**What you are asked to do**:
Word for word, copy out the records given below.

--- Material for this task Enclosed Below ---

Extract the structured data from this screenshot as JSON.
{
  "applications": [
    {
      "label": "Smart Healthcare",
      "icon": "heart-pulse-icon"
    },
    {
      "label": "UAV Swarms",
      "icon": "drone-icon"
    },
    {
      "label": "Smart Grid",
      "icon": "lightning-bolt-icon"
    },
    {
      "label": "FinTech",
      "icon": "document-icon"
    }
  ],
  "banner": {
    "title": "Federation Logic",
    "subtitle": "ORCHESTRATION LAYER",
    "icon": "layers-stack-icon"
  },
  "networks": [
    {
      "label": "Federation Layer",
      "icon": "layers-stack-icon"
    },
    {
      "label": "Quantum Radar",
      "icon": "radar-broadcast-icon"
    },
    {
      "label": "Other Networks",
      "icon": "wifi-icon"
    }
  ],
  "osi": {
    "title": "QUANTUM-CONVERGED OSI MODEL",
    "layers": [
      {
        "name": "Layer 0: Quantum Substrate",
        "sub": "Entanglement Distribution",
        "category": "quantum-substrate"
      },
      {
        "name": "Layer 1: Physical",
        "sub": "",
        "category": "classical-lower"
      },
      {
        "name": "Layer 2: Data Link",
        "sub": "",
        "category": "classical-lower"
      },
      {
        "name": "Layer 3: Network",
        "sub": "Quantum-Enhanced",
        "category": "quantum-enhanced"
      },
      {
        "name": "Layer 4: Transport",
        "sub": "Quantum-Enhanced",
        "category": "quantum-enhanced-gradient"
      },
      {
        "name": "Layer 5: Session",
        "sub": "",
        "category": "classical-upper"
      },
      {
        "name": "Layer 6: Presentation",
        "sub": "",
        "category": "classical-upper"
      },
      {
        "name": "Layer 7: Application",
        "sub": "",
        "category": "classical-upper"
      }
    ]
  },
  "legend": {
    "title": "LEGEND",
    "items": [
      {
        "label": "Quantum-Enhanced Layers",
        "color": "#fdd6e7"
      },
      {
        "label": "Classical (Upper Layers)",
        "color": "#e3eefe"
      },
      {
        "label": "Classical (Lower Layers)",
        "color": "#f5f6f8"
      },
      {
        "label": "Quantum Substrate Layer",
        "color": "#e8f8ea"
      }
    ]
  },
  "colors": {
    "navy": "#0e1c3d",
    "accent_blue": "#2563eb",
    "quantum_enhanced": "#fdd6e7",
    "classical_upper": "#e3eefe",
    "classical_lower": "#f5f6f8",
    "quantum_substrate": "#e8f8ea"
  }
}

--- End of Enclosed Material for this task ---

**Answer for this exercise**:
Extract the structured data from this screenshot as JSON.
{
  "applications": [
    {
      "label": "Smart Healthcare",
      "icon": "heart-pulse-icon"
    },
    {
      "label": "UAV Swarms",
      "icon": "drone-icon"
    },
    {
      "label": "Smart Grid",
      "icon": "lightning-bolt-icon"
    },
    {
      "label": "FinTech",
      "icon": "document-icon"
    }
  ],
  "banner": {
    "title": "Federation Logic",
    "subtitle": "ORCHESTRATION LAYER",
    "icon": "layers-stack-icon"
  },
  "networks": [
    {
      "label": "Federation Layer",
      "icon": "layers-stack-icon"
    },
    {
      "label": "Quantum Radar",
      "icon": "radar-broadcast-icon"
    },
    {
      "label": "Other Networks",
      "icon": "wifi-icon"
    }
  ],
  "osi": {
    "title": "QUANTUM-CONVERGED OSI MODEL",
    "layers": [
      {
        "name": "Layer 0: Quantum Substrate",
        "sub": "Entanglement Distribution",
        "category": "quantum-substrate"
      },
      {
        "name": "Layer 1: Physical",
        "sub": "",
        "category": "classical-lower"
      },
      {
        "name": "Layer 2: Data Link",
        "sub": "",
        "category": "classical-lower"
      },
      {
        "name": "Layer 3: Network",
        "sub": "Quantum-Enhanced",
        "category": "quantum-enhanced"
      },
      {
        "name": "Layer 4: Transport",
        "sub": "Quantum-Enhanced",
        "category": "quantum-enhanced-gradient"
      },
      {
        "name": "Layer 5: Session",
        "sub": "",
        "category": "classical-upper"
      },
      {
        "name": "Layer 6: Presentation",
        "sub": "",
        "category": "classical-upper"
      },
      {
        "name": "Layer 7: Application",
        "sub": "",
        "category": "classical-upper"
      }
    ]
  },
  "legend": {
    "title": "LEGEND",
    "items": [
      {
        "label": "Quantum-Enhanced Layers",
        "color": "#fdd6e7"
      },
      {
        "label": "Classical (Upper Layers)",
        "color": "#e3eefe"
      },
      {
        "label": "Classical (Lower Layers)",
        "color": "#f5f6f8"
      },
      {
        "label": "Quantum Substrate Layer",
        "color": "#e8f8ea"
      }
    ]
  },
  "colors": {
    "navy": "#0e1c3d",
    "accent_blue": "#2563eb",
    "quantum_enhanced": "#fdd6e7",
    "classical_upper": "#e3eefe",
    "classical_lower": "#f5f6f8",
    "quantum_substrate": "#e8f8ea"
  }
}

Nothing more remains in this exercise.